Use a tag manager

Back in the old days, the only way to add Web analytics code to a website, was through manual coding. If you were using Adobe Analytics, you would need to add two pieces of code into the website: the s_code and the on-page code. The s_code is a JavaScript file with common code for Adobe Analytics (SiteCatalyst) and the on-page code contains the page-specific data. I am sure many of you are familiar with these lines of code:

While this does not seem to be a great problem, my experience with many customers shows that this traditional solution is far from ideal. Typical issues that I have found are:

  • Web developers have usually little or no knowledge of Adobe Analytics code. The moment you mention “eVar” or “prop”, they completely disconnect from the conversation until they clearly understand what these words mean. Do not get me wrong, I have been a developer myself, I have nothing against developers, but I know that it is very difficult to find a web developer that understands Adobe Analytics.
  • Changes take a very long time to be published. Even the minimum code change (just adding an eVar, for example), can take weeks, if not months, before it is live. The main reason is that, any new feature must be added to a scrum backlog, a change request…
  • Disconnect between IT and marketing. These two departments tend to have very different goals. As a consequence, what is of great importance for a web analyst, might be considered low priority by the scrum master.

If you search for more reasons, you will find many more.

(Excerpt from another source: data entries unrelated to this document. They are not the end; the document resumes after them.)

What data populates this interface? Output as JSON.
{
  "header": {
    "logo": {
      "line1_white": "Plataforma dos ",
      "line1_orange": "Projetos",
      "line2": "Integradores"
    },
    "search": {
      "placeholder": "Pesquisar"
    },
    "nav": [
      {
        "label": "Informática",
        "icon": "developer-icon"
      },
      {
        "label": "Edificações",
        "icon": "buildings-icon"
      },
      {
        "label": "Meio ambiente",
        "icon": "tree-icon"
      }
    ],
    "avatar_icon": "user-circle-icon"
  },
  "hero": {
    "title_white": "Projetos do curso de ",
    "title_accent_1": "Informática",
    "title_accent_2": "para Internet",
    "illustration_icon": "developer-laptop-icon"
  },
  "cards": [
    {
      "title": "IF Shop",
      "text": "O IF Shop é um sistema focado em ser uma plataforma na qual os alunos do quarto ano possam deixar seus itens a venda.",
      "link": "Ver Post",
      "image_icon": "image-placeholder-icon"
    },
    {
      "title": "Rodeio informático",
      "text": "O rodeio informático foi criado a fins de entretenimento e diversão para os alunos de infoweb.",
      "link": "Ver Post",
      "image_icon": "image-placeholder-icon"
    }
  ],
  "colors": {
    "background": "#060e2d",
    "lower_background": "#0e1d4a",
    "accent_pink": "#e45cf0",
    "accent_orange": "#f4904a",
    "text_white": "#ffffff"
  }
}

So, what is the solution? Use a tag management solution, like Adobe Dynamic Tag Management. This is not the silver bullet that will solve all your problems, but it will help move forward more easily. Do not even think on developing your own solution: it will take you years before you have a solution that matches the worst commercial solution.